That, to me, is the fastest way to get going. Even if you're not a super amazing webinar presenter, I feel like you'll get better over time. Then, of course, you'll probably come back and you'll have feedback to that paid webinar you did and you'll be able to re-record it, whether you want to record it at home, not live, the second time to make it better and edit it better.
What I’ve found is sometimes, especially if you're a freelancer and you have a lot of client work, it's so hard to prioritize doing stuff to grow your business, because you're always working on your clients' businesses. So to have a date and a time in your calendar where you have to show up to deliver either your free webinar or your paid webinar, it actually makes sense. You'll actually show up, you'll actually do the work, and you'll actually make sales and get people on board if you do it that way.
As opposed to if you say, “Okay, well, when I finish my ebook, then I'll put it up.” That's probably not going to happen, especially if you don't love writing or if there are certain things that bring up resistance for you when you're trying to put your best stuff out there. It tends not to happen if you've got so much other stuff going on and you've got to pay the bills with client work.
So that worked really well for me and I would definitely recommend going that way.
Then, of course, you can get more sophisticated with your course production and you could even turn the recording and have that transcribed into an ebook and have other formats for it too. But I think that the first way to create it to be live is better.
Brian Clark: That's excellent advice. Nathalie, thank you so much for joining us today. I really enjoyed this chat.
Nathalie Lussier: Me too. Thank you for having me, Brian. I love what you're doing with the show, with your business, and it's just so cool to be part of it.
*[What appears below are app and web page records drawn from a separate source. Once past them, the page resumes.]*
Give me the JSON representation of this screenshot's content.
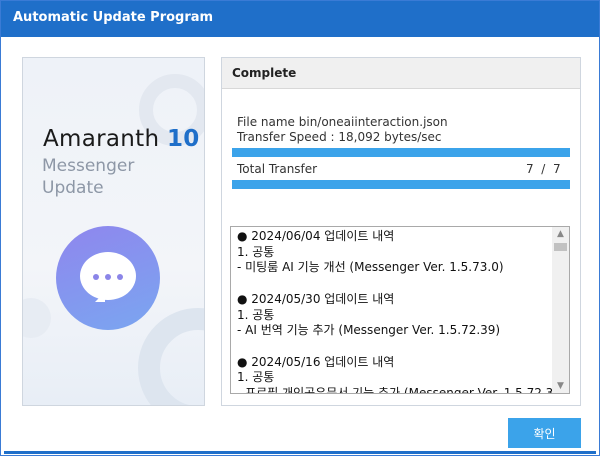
{
  "window": {
    "title": "Automatic Update Program"
  },
  "brand": {
    "name": "Amaranth",
    "version": "10",
    "subtitle_line1": "Messenger",
    "subtitle_line2": "Update",
    "accent_color": "#1f6fc9"
  },
  "status": {
    "header": "Complete",
    "file_name_line": "File name bin/oneaiinteraction.json",
    "transfer_speed_line": "Transfer Speed  : 18,092 bytes/sec",
    "file_progress": 1.0,
    "total_label": "Total Transfer",
    "total_current": "7",
    "total_separator": "/",
    "total_max": "7",
    "total_progress": 1.0,
    "progress_color": "#3ba3ea"
  },
  "changelog": [
    {
      "heading": "● 2024/06/04 업데이트 내역",
      "category": "1. 공통",
      "item": " - 미팅룸 AI 기능 개선 (Messenger Ver. 1.5.73.0)"
    },
    {
      "heading": "● 2024/05/30 업데이트 내역",
      "category": "1. 공통",
      "item": " - AI 번역 기능 추가 (Messenger Ver. 1.5.72.39)"
    },
    {
      "heading": "● 2024/05/16 업데이트 내역",
      "category": "1. 공통",
      "item": " - 프로필 개인공유문서 기능 추가 (Messenger Ver. 1.5.72.3"
    }
  ],
  "buttons": {
    "ok_label": "확인"
  }
}
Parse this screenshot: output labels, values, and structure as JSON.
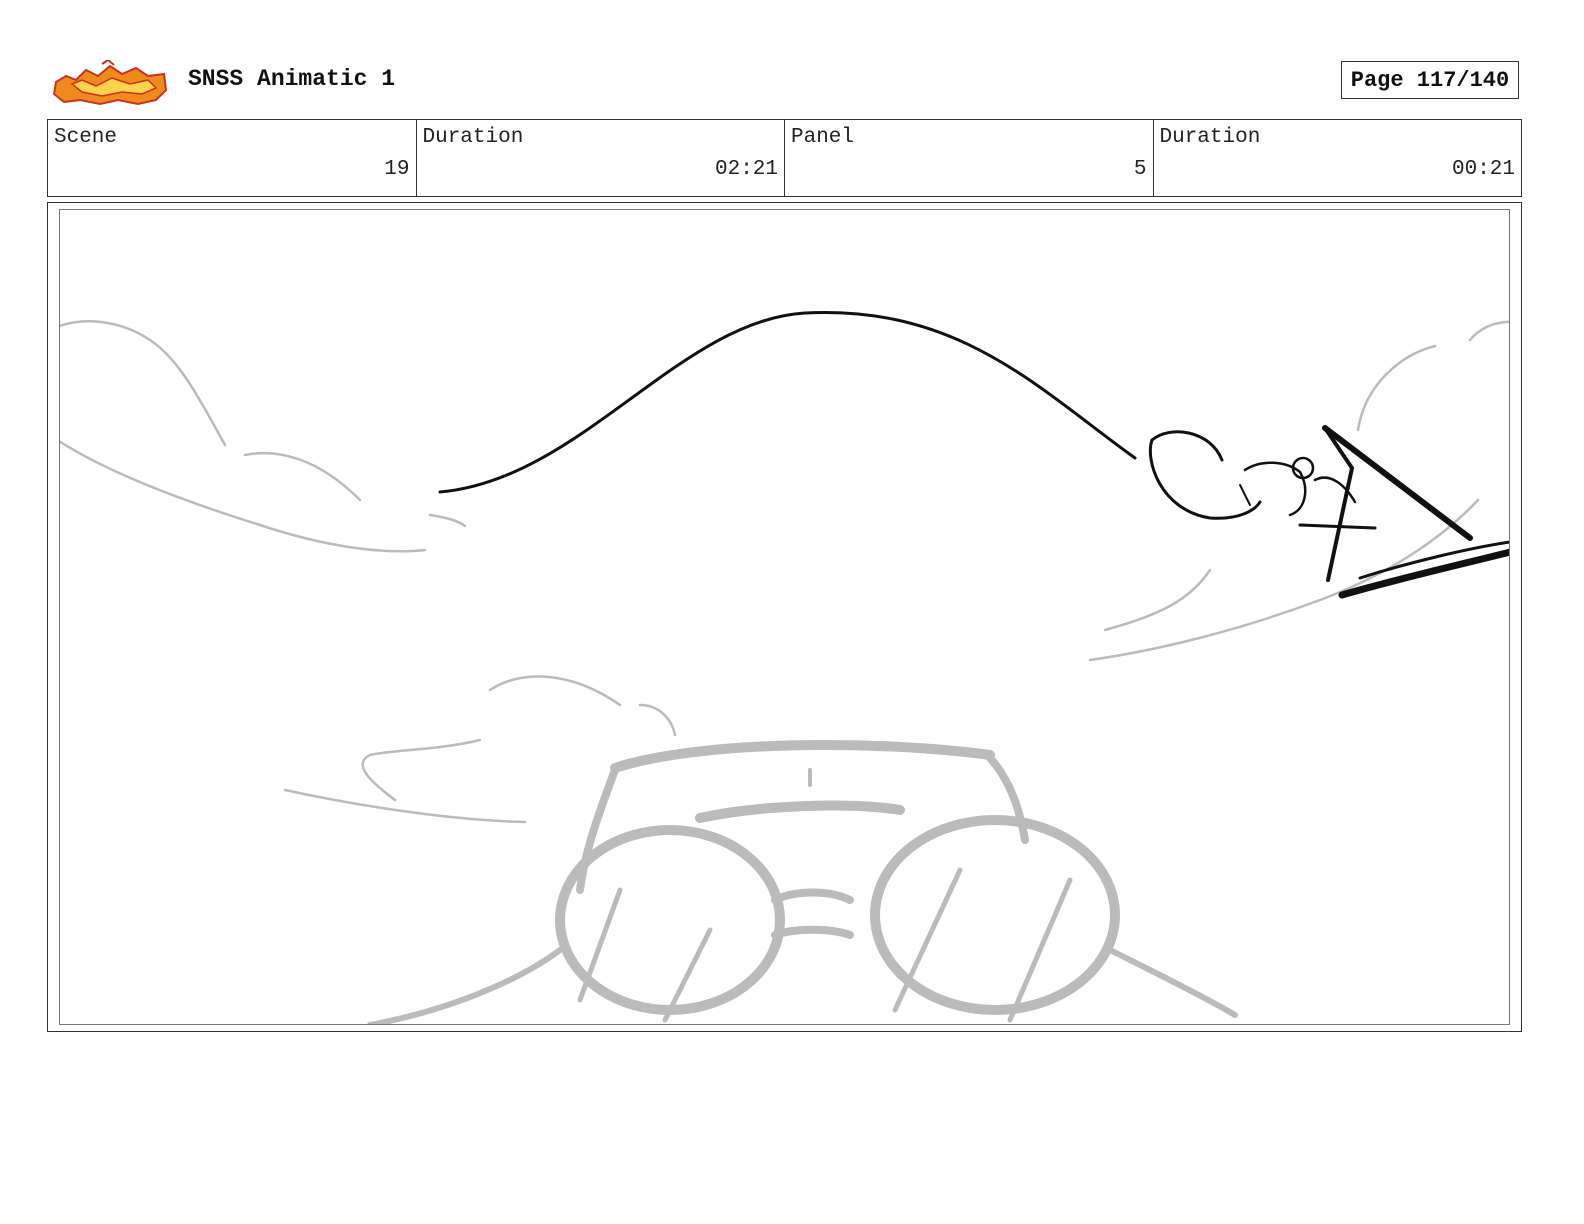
{
  "header": {
    "doc_title": "SNSS Animatic 1",
    "page_label": "Page 117/140",
    "logo_name": "sir-snap-a-lot-logo"
  },
  "info": {
    "scene_label": "Scene",
    "scene_value": "19",
    "scene_duration_label": "Duration",
    "scene_duration_value": "02:21",
    "panel_label": "Panel",
    "panel_value": "5",
    "panel_duration_label": "Duration",
    "panel_duration_value": "00:21"
  },
  "colors": {
    "sketch_dark": "#111111",
    "sketch_light": "#bbbbbb",
    "logo_orange": "#f08a1c",
    "logo_red": "#c8321e"
  }
}
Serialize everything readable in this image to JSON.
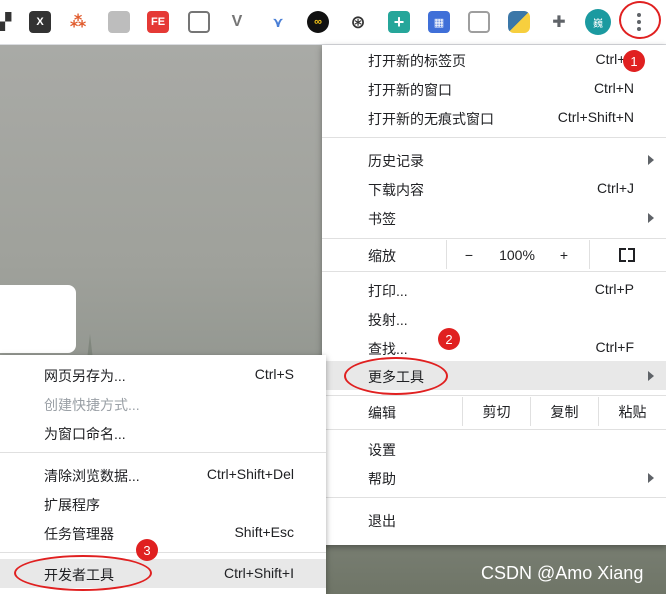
{
  "toolbar": {
    "extensions": [
      {
        "icon": "puzzle-fragment-icon",
        "text": "",
        "color": "#333333"
      },
      {
        "icon": "x-app-icon",
        "text": "X",
        "color": "#333333"
      },
      {
        "icon": "network-tree-icon",
        "text": "",
        "color": "#e05a2b"
      },
      {
        "icon": "grayscale-icon",
        "text": "",
        "color": "#9e9e9e"
      },
      {
        "icon": "fe-helper-icon",
        "text": "FE",
        "color": "#e53935"
      },
      {
        "icon": "window-icon",
        "text": "",
        "color": "#757575"
      },
      {
        "icon": "vue-devtools-icon",
        "text": "V",
        "color": "#757575"
      },
      {
        "icon": "chevrons-down-icon",
        "text": "",
        "color": "#4a7fd6"
      },
      {
        "icon": "infinity-icon",
        "text": "∞",
        "color": "#111111"
      },
      {
        "icon": "film-reel-icon",
        "text": "",
        "color": "#333333"
      },
      {
        "icon": "plus-square-icon",
        "text": "+",
        "color": "#26a69a"
      },
      {
        "icon": "qr-code-icon",
        "text": "",
        "color": "#3f6fd8"
      },
      {
        "icon": "bookmark-tag-icon",
        "text": "",
        "color": "#9e9e9e"
      },
      {
        "icon": "python-icon",
        "text": "",
        "color": "#3b77a8"
      },
      {
        "icon": "extensions-puzzle-icon",
        "text": "",
        "color": "#5f6368"
      }
    ],
    "avatar_text": "巍"
  },
  "main_menu": {
    "new_tab": {
      "label": "打开新的标签页",
      "shortcut": "Ctrl+T"
    },
    "new_window": {
      "label": "打开新的窗口",
      "shortcut": "Ctrl+N"
    },
    "new_incognito": {
      "label": "打开新的无痕式窗口",
      "shortcut": "Ctrl+Shift+N"
    },
    "history": {
      "label": "历史记录"
    },
    "downloads": {
      "label": "下载内容",
      "shortcut": "Ctrl+J"
    },
    "bookmarks": {
      "label": "书签"
    },
    "zoom": {
      "label": "缩放",
      "minus": "−",
      "value": "100%",
      "plus": "+"
    },
    "print": {
      "label": "打印...",
      "shortcut": "Ctrl+P"
    },
    "cast": {
      "label": "投射..."
    },
    "find": {
      "label": "查找...",
      "shortcut": "Ctrl+F"
    },
    "more_tools": {
      "label": "更多工具"
    },
    "edit": {
      "label": "编辑",
      "cut": "剪切",
      "copy": "复制",
      "paste": "粘贴"
    },
    "settings": {
      "label": "设置"
    },
    "help": {
      "label": "帮助"
    },
    "exit": {
      "label": "退出"
    }
  },
  "sub_menu": {
    "save_page": {
      "label": "网页另存为...",
      "shortcut": "Ctrl+S"
    },
    "create_shortcut": {
      "label": "创建快捷方式..."
    },
    "name_window": {
      "label": "为窗口命名..."
    },
    "clear_data": {
      "label": "清除浏览数据...",
      "shortcut": "Ctrl+Shift+Del"
    },
    "extensions": {
      "label": "扩展程序"
    },
    "task_manager": {
      "label": "任务管理器",
      "shortcut": "Shift+Esc"
    },
    "dev_tools": {
      "label": "开发者工具",
      "shortcut": "Ctrl+Shift+I"
    }
  },
  "annotations": {
    "step1": "1",
    "step2": "2",
    "step3": "3",
    "accent": "#e02020"
  },
  "watermark": "CSDN @Amo Xiang"
}
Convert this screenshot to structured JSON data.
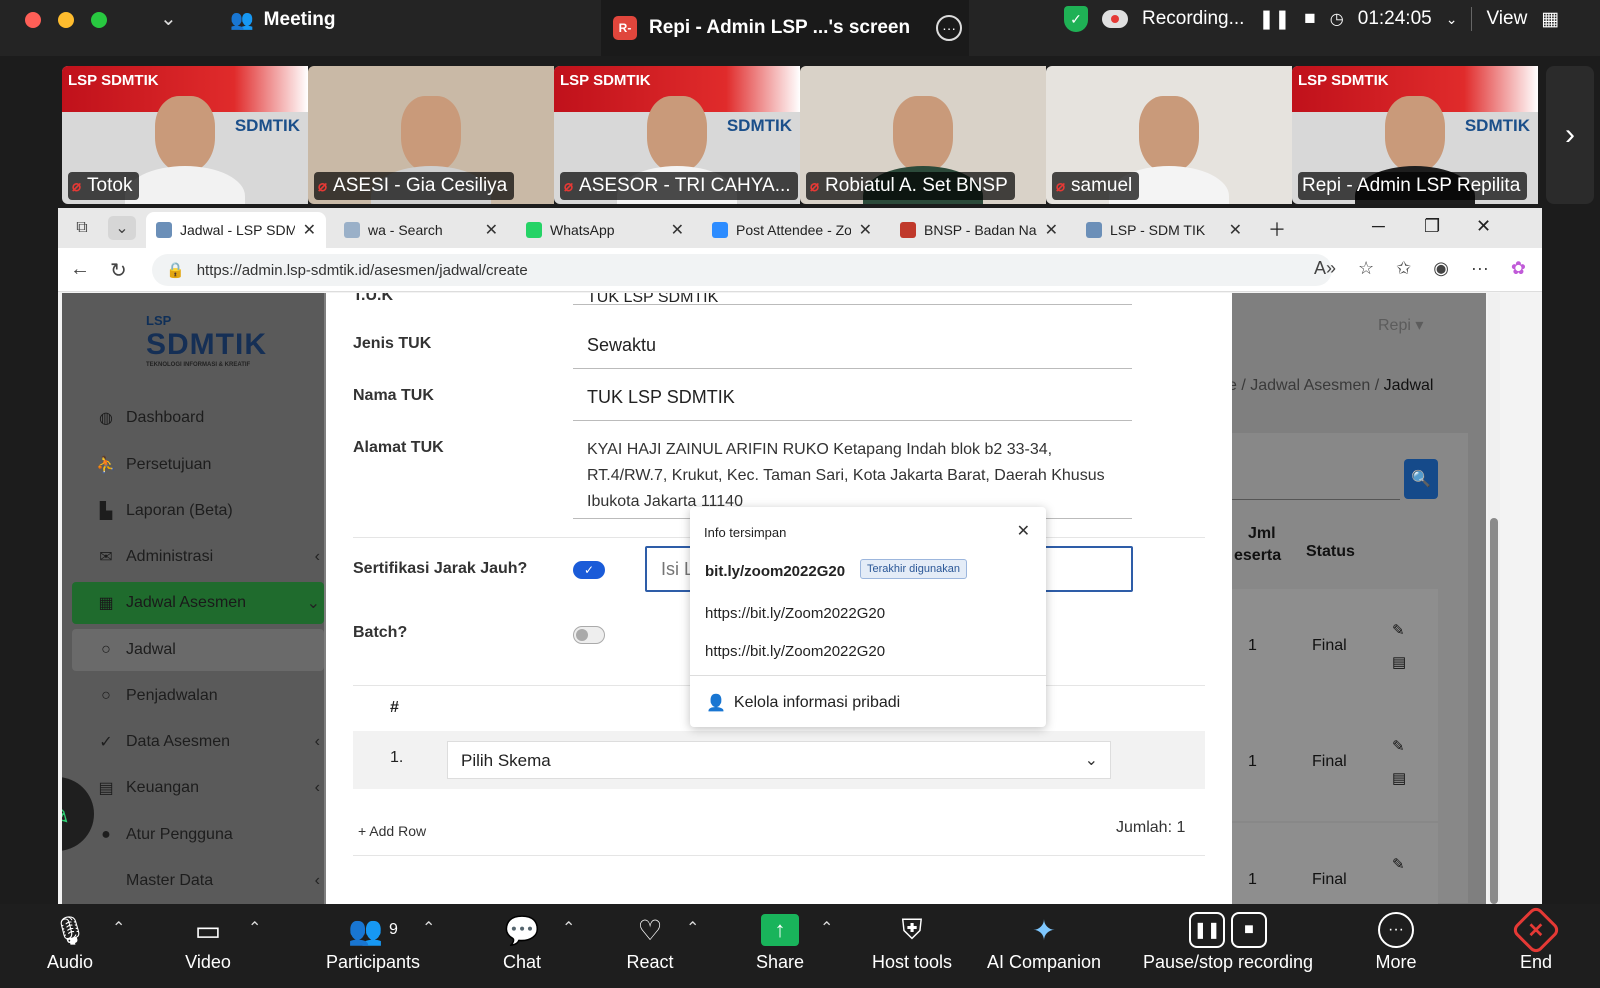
{
  "meeting": {
    "title": "Meeting",
    "share_badge": "R-",
    "share_title": "Repi - Admin LSP ...'s screen",
    "recording_label": "Recording...",
    "timer": "01:24:05",
    "view_label": "View"
  },
  "participants": [
    {
      "name": "Totok",
      "muted": true,
      "branded": true
    },
    {
      "name": "ASESI - Gia Cesiliya",
      "muted": true,
      "branded": false
    },
    {
      "name": "ASESOR - TRI CAHYA...",
      "muted": true,
      "branded": true
    },
    {
      "name": "Robiatul A. Set BNSP",
      "muted": true,
      "branded": false
    },
    {
      "name": "samuel",
      "muted": true,
      "branded": false
    },
    {
      "name": "Repi - Admin LSP Repilita",
      "muted": false,
      "branded": true
    }
  ],
  "thumb_brand": "LSP SDMTIK",
  "thumb_brand2": "SDMTIK",
  "browser": {
    "tabs": [
      {
        "label": "Jadwal - LSP SDMTIK",
        "active": true,
        "color": "#6b8fb8"
      },
      {
        "label": "wa - Search",
        "active": false,
        "color": "#9ab0c8"
      },
      {
        "label": "WhatsApp",
        "active": false,
        "color": "#25d366"
      },
      {
        "label": "Post Attendee - Zoom",
        "active": false,
        "color": "#2d8cff"
      },
      {
        "label": "BNSP - Badan Nasional",
        "active": false,
        "color": "#c0392b"
      },
      {
        "label": "LSP - SDM TIK",
        "active": false,
        "color": "#6b8fb8"
      }
    ],
    "url": "https://admin.lsp-sdmtik.id/asesmen/jadwal/create"
  },
  "sidebar": {
    "logo_top": "LSP",
    "logo_main": "SDMTIK",
    "logo_sub": "TEKNOLOGI INFORMASI & KREATIF",
    "items": [
      {
        "label": "Dashboard",
        "icon": "◍",
        "chev": false
      },
      {
        "label": "Persetujuan",
        "icon": "⛹",
        "chev": false
      },
      {
        "label": "Laporan (Beta)",
        "icon": "▙",
        "chev": false
      },
      {
        "label": "Administrasi",
        "icon": "✉",
        "chev": true
      },
      {
        "label": "Jadwal Asesmen",
        "icon": "▦",
        "chev": true
      },
      {
        "label": "Jadwal",
        "icon": "○",
        "chev": false
      },
      {
        "label": "Penjadwalan",
        "icon": "○",
        "chev": false
      },
      {
        "label": "Data Asesmen",
        "icon": "✓",
        "chev": true
      },
      {
        "label": "Keuangan",
        "icon": "▤",
        "chev": true
      },
      {
        "label": "Atur Pengguna",
        "icon": "●",
        "chev": false
      },
      {
        "label": "Master Data",
        "icon": "",
        "chev": true
      }
    ]
  },
  "right_pane": {
    "user": "Repi ▾",
    "breadcrumb_part": "e / Jadwal Asesmen / ",
    "breadcrumb_current": "Jadwal",
    "col_jml_1": "Jml",
    "col_jml_2": "eserta",
    "col_status": "Status",
    "rows": [
      {
        "count": "1",
        "status": "Final"
      },
      {
        "count": "1",
        "status": "Final"
      },
      {
        "count": "1",
        "status": "Final"
      }
    ]
  },
  "form": {
    "tuk_label": "T.U.K",
    "tuk_value": "TUK LSP SDMTIK",
    "jenis_label": "Jenis TUK",
    "jenis_value": "Sewaktu",
    "nama_label": "Nama TUK",
    "nama_value": "TUK LSP SDMTIK",
    "alamat_label": "Alamat TUK",
    "alamat_value": "KYAI HAJI ZAINUL ARIFIN RUKO Ketapang Indah blok b2 33-34, RT.4/RW.7, Krukut, Kec. Taman Sari, Kota Jakarta Barat, Daerah Khusus Ibukota Jakarta 11140",
    "sjj_label": "Sertifikasi Jarak Jauh?",
    "sjj_placeholder": "Isi Link SJJ di sini",
    "batch_label": "Batch?",
    "hash": "#",
    "row_num": "1.",
    "skema_value": "Pilih Skema",
    "add_row": "+ Add Row",
    "jumlah": "Jumlah: 1"
  },
  "autofill": {
    "title": "Info tersimpan",
    "items": [
      "bit.ly/zoom2022G20",
      "https://bit.ly/Zoom2022G20",
      "https://bit.ly/Zoom2022G20"
    ],
    "badge": "Terakhir digunakan",
    "manage": "Kelola informasi pribadi"
  },
  "toolbar": {
    "audio": "Audio",
    "video": "Video",
    "participants": "Participants",
    "participants_count": "9",
    "chat": "Chat",
    "react": "React",
    "share": "Share",
    "host_tools": "Host tools",
    "ai": "AI Companion",
    "pause": "Pause/stop recording",
    "more": "More",
    "end": "End"
  }
}
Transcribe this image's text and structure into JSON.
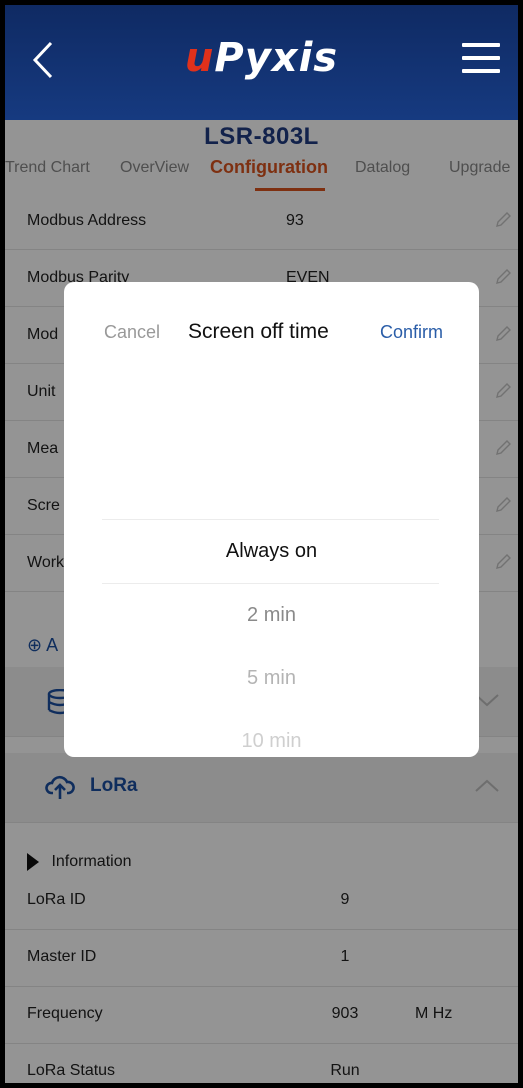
{
  "header": {
    "logo_u": "u",
    "logo_rest": "Pyxis"
  },
  "device": {
    "title": "LSR-803L"
  },
  "tabs": [
    {
      "label": "Trend Chart"
    },
    {
      "label": "OverView"
    },
    {
      "label": "Configuration"
    },
    {
      "label": "Datalog"
    },
    {
      "label": "Upgrade"
    }
  ],
  "config_rows": [
    {
      "label": "Modbus Address",
      "value": "93"
    },
    {
      "label": "Modbus Parity",
      "value": "EVEN"
    },
    {
      "label": "Mod",
      "value": ""
    },
    {
      "label": "Unit",
      "value": ""
    },
    {
      "label": "Mea",
      "value": ""
    },
    {
      "label": "Scre",
      "value": ""
    },
    {
      "label": "Work",
      "value": ""
    }
  ],
  "add_link": "A",
  "sections": {
    "lora_title": "LoRa"
  },
  "information": {
    "heading": "Information",
    "rows": [
      {
        "label": "LoRa ID",
        "value": "9",
        "unit": ""
      },
      {
        "label": "Master ID",
        "value": "1",
        "unit": ""
      },
      {
        "label": "Frequency",
        "value": "903",
        "unit": "M Hz"
      },
      {
        "label": "LoRa Status",
        "value": "Run",
        "unit": ""
      }
    ]
  },
  "picker": {
    "cancel": "Cancel",
    "title": "Screen off time",
    "confirm": "Confirm",
    "selected": "Always on",
    "options": [
      "2 min",
      "5 min",
      "10 min"
    ]
  },
  "colors": {
    "header": "#163a80",
    "accent": "#d9541e",
    "link": "#1a4fa0"
  }
}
Brian Clark: Cool. Excellent. All right, Everyone, in the show notes, we've got several links so you can check out what Nathalie's got going on in more detail. I encourage you to visit and see what's going on.
All right. That's it for this episode. We will be back with more next week. In the meantime, keep going.